* **Assignment**:
What lines below mention the word "icon"? Copy each one.

* **Records for the exercise**:

##############################

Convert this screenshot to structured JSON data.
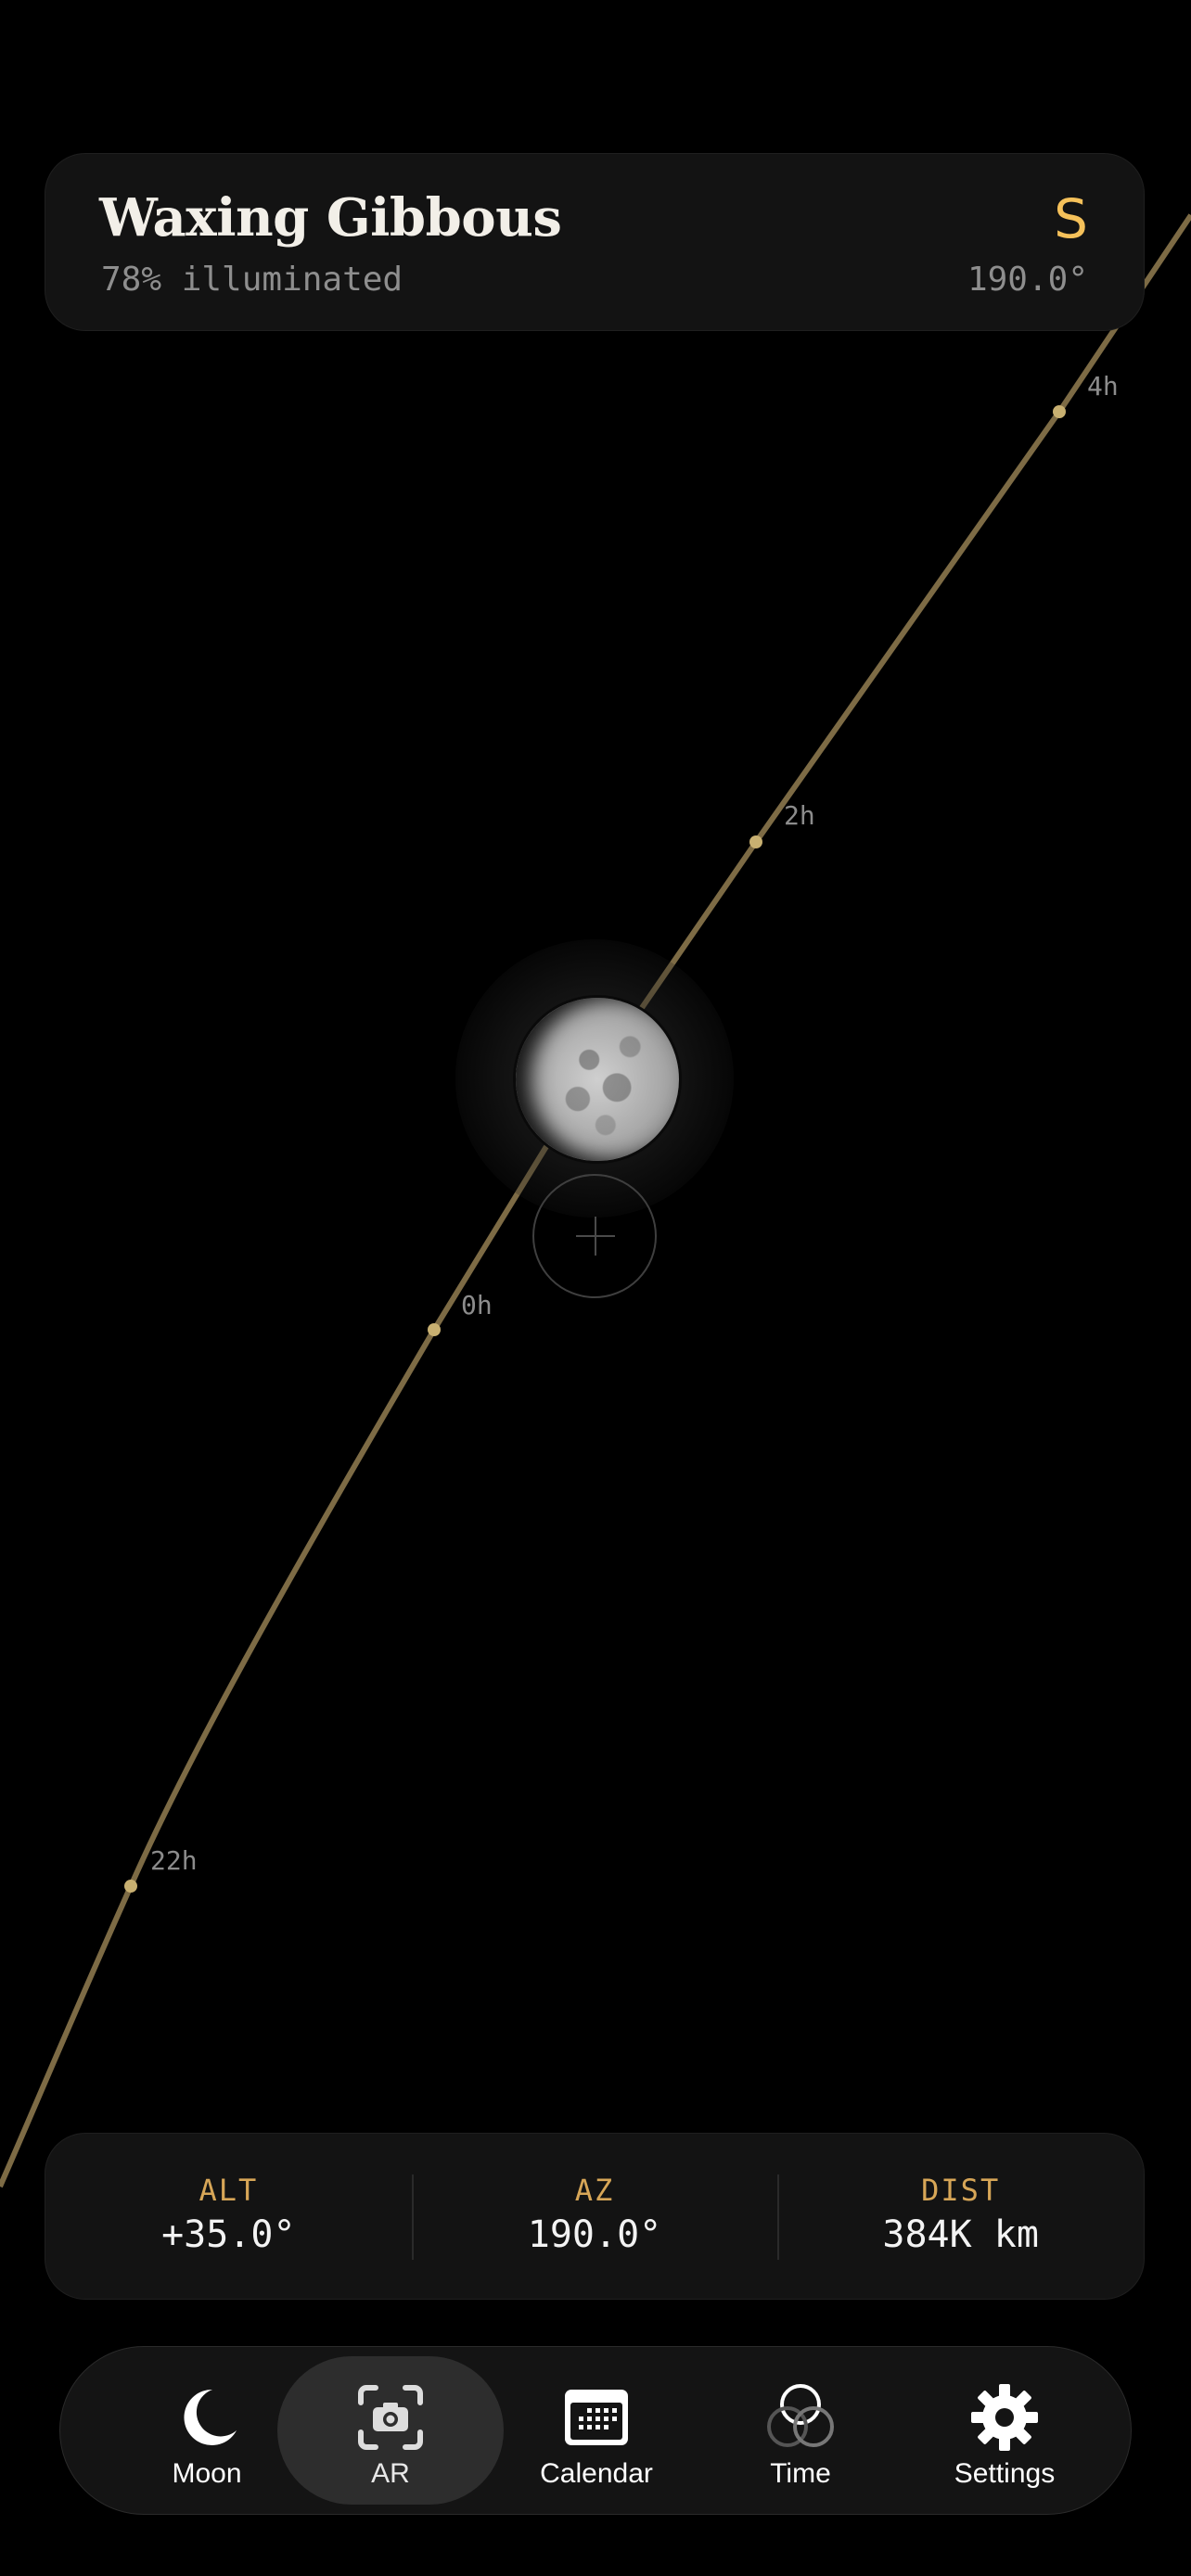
{
  "header": {
    "phase": "Waxing Gibbous",
    "illumination": "78% illuminated",
    "direction": "S",
    "azimuth": "190.0°"
  },
  "path_labels": [
    "4h",
    "2h",
    "0h",
    "22h"
  ],
  "stats": [
    {
      "label": "ALT",
      "value": "+35.0°"
    },
    {
      "label": "AZ",
      "value": "190.0°"
    },
    {
      "label": "DIST",
      "value": "384K km"
    }
  ],
  "tabs": [
    {
      "label": "Moon",
      "icon": "moon-icon",
      "active": false
    },
    {
      "label": "AR",
      "icon": "camera-icon",
      "active": true
    },
    {
      "label": "Calendar",
      "icon": "calendar-icon",
      "active": false
    },
    {
      "label": "Time",
      "icon": "time-icon",
      "active": false
    },
    {
      "label": "Settings",
      "icon": "gear-icon",
      "active": false
    }
  ],
  "colors": {
    "accent": "#f5c15a",
    "label_accent": "#d7a657",
    "path": "#7d6b45",
    "path_dot": "#c8b071"
  }
}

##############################

* **Response box**:
      "icon": "moon-icon",
      "icon": "camera-icon",
      "icon": "calendar-icon",
      "icon": "time-icon",
      "icon": "gear-icon",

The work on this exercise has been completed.